__Exercise__: Retype, character for character, the line containing "Convert this screenshot" along with each line after it through the end of the data, and only those.

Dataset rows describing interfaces
§

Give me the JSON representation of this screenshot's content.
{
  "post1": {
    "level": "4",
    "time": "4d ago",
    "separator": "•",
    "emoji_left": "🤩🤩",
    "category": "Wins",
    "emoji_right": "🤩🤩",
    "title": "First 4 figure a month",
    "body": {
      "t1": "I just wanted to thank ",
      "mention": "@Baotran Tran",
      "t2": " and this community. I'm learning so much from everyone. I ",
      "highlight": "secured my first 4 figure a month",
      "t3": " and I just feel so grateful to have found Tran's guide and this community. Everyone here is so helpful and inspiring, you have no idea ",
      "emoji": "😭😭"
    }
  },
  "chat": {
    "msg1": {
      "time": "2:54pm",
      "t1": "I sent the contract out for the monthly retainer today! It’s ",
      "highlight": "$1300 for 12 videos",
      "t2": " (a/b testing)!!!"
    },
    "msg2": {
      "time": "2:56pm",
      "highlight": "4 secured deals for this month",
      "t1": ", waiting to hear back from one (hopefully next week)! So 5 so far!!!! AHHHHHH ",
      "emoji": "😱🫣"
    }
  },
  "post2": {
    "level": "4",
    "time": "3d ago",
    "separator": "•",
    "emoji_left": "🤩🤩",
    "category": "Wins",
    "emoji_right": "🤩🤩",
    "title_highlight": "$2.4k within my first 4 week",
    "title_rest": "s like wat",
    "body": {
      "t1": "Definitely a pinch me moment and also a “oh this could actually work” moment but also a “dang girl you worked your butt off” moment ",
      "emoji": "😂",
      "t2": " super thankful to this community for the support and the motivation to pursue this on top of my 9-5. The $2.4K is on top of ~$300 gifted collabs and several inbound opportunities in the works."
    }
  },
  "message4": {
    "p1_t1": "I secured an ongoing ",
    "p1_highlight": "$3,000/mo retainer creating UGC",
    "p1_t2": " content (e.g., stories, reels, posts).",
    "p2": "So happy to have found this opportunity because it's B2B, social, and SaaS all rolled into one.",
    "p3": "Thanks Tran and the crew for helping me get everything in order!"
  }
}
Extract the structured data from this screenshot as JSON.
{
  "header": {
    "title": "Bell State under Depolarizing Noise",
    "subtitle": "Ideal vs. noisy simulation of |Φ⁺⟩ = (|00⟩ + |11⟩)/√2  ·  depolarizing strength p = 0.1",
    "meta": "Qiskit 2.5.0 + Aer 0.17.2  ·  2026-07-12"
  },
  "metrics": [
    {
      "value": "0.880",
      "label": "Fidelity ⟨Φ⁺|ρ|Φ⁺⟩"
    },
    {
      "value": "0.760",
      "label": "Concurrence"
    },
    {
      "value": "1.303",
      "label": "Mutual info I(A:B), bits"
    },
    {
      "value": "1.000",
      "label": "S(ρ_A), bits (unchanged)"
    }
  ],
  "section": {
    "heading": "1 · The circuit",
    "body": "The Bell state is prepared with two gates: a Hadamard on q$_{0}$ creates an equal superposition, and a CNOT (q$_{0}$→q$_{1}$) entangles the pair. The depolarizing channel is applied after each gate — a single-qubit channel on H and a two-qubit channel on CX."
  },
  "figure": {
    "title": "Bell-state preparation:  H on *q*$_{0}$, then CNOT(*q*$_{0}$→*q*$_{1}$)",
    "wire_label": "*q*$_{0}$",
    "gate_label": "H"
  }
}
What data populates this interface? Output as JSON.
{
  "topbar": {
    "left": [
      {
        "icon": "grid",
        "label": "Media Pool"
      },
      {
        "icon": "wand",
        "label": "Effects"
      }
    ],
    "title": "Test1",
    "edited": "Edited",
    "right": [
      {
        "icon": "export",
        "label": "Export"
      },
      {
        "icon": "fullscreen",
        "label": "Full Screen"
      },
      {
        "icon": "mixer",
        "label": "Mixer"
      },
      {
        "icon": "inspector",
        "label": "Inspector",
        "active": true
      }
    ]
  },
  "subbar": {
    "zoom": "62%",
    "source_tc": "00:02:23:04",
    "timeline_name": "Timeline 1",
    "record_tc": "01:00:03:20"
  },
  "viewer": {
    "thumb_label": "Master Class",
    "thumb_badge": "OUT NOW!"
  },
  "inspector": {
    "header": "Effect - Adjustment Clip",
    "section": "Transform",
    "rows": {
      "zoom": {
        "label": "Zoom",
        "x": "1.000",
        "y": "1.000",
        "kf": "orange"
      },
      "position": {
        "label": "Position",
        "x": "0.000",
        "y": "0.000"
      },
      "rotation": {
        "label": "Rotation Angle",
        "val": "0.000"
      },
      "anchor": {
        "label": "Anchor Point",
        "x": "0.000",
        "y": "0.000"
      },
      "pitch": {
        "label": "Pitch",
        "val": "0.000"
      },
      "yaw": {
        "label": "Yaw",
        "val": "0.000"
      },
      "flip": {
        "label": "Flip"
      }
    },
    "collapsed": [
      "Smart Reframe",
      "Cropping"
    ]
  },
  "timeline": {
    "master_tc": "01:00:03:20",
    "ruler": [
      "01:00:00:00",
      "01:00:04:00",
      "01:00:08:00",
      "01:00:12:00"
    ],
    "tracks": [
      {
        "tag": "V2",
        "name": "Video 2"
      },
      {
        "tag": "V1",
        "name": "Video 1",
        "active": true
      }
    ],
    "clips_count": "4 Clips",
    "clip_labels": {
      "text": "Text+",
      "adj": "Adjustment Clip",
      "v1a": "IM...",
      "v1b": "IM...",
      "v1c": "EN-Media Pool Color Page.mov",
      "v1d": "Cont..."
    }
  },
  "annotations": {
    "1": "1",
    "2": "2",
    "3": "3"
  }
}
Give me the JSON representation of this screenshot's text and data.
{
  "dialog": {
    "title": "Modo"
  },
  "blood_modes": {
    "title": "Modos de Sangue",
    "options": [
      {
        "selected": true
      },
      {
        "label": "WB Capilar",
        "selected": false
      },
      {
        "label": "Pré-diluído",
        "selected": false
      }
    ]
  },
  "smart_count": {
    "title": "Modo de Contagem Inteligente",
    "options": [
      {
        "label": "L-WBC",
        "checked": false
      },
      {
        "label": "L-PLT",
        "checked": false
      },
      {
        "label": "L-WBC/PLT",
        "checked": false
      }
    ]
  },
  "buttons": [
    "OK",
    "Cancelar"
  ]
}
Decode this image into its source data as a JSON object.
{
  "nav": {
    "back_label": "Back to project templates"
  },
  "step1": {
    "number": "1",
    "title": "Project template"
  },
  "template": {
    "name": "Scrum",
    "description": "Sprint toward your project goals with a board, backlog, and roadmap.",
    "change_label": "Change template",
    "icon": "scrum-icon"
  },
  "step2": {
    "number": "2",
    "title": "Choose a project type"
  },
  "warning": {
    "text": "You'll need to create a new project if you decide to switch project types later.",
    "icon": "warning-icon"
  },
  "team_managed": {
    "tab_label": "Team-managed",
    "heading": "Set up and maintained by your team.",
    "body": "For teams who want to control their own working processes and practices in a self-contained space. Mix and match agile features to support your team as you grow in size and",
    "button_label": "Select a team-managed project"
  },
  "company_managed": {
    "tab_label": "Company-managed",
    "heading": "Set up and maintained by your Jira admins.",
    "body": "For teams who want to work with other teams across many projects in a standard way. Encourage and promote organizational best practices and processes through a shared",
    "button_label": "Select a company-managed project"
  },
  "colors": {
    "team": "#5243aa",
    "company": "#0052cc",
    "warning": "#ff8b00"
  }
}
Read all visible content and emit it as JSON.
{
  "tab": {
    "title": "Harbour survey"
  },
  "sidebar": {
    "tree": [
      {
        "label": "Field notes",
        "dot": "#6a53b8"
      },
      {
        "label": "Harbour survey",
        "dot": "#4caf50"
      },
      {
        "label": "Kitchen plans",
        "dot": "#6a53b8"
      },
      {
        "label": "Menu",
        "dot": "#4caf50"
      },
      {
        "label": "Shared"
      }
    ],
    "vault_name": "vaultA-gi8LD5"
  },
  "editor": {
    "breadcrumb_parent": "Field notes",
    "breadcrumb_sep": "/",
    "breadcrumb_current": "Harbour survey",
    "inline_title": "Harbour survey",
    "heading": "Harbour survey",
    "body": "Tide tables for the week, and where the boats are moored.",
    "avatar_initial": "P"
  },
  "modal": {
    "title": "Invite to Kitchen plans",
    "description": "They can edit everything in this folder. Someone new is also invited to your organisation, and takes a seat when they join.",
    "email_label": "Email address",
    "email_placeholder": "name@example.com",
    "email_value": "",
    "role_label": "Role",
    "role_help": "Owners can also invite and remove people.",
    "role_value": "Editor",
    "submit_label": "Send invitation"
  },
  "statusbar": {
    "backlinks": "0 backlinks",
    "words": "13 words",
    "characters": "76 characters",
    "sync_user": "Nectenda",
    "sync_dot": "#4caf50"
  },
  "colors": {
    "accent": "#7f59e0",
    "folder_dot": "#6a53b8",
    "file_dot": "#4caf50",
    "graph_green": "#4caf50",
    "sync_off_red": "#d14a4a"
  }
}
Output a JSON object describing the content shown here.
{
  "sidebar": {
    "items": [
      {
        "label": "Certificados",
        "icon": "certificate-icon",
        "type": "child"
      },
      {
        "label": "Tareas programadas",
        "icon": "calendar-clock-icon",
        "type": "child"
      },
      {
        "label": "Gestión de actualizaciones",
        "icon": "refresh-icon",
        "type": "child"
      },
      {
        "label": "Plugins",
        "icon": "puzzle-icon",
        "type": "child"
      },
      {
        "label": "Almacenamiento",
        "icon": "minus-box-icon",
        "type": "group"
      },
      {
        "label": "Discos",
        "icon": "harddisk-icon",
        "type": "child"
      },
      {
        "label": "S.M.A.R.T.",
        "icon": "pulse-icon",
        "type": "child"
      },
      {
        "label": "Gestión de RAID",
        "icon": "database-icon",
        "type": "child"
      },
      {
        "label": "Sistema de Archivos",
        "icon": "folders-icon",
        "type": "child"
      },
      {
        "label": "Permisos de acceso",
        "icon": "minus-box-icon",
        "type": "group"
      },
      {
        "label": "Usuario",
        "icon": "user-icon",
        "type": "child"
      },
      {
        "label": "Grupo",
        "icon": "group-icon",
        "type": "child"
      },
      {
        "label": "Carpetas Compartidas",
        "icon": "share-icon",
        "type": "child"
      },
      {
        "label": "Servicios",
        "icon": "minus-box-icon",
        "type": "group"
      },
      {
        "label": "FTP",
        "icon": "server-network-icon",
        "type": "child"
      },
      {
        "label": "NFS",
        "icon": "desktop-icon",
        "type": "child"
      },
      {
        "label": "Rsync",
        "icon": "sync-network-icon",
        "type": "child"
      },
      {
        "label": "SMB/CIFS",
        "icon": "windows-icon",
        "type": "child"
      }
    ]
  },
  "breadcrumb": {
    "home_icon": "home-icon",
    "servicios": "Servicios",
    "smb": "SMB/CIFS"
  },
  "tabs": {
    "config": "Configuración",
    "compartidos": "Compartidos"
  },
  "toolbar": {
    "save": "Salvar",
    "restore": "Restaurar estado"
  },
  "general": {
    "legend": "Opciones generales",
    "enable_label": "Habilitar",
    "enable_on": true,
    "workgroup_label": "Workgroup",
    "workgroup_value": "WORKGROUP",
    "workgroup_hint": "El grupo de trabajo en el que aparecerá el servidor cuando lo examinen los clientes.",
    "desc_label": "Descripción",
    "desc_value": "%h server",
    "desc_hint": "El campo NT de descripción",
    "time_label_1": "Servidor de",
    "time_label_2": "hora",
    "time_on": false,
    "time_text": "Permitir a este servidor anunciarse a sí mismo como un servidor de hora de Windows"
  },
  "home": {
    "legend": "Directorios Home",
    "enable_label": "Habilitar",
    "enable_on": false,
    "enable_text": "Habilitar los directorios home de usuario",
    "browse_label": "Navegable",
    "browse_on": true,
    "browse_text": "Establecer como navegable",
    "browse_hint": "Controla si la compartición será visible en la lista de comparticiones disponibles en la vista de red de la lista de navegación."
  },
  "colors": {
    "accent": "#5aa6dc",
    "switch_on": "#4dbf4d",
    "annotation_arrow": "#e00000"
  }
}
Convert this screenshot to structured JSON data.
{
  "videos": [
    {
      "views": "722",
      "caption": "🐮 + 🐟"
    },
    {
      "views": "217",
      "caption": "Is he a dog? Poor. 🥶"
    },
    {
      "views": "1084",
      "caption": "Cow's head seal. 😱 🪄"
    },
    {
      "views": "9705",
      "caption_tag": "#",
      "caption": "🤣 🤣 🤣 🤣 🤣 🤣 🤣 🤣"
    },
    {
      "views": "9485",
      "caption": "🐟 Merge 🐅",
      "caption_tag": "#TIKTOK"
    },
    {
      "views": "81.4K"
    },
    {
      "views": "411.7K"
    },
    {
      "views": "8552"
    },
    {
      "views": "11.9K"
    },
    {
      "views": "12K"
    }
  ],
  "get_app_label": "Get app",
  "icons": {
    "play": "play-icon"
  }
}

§

__Answer box__:
Convert this screenshot to structured JSON data.
{
  "videos": [
    {
      "views": "722",
      "caption": "🐮 + 🐟"
    },
    {
      "views": "217",
      "caption": "Is he a dog? Poor. 🥶"
    },
    {
      "views": "1084",
      "caption": "Cow's head seal. 😱 🪄"
    },
    {
      "views": "9705",
      "caption_tag": "#",
      "caption": "🤣 🤣 🤣 🤣 🤣 🤣 🤣 🤣"
    },
    {
      "views": "9485",
      "caption": "🐟 Merge 🐅",
      "caption_tag": "#TIKTOK"
    },
    {
      "views": "81.4K"
    },
    {
      "views": "411.7K"
    },
    {
      "views": "8552"
    },
    {
      "views": "11.9K"
    },
    {
      "views": "12K"
    }
  ],
  "get_app_label": "Get app",
  "icons": {
    "play": "play-icon"
  }
}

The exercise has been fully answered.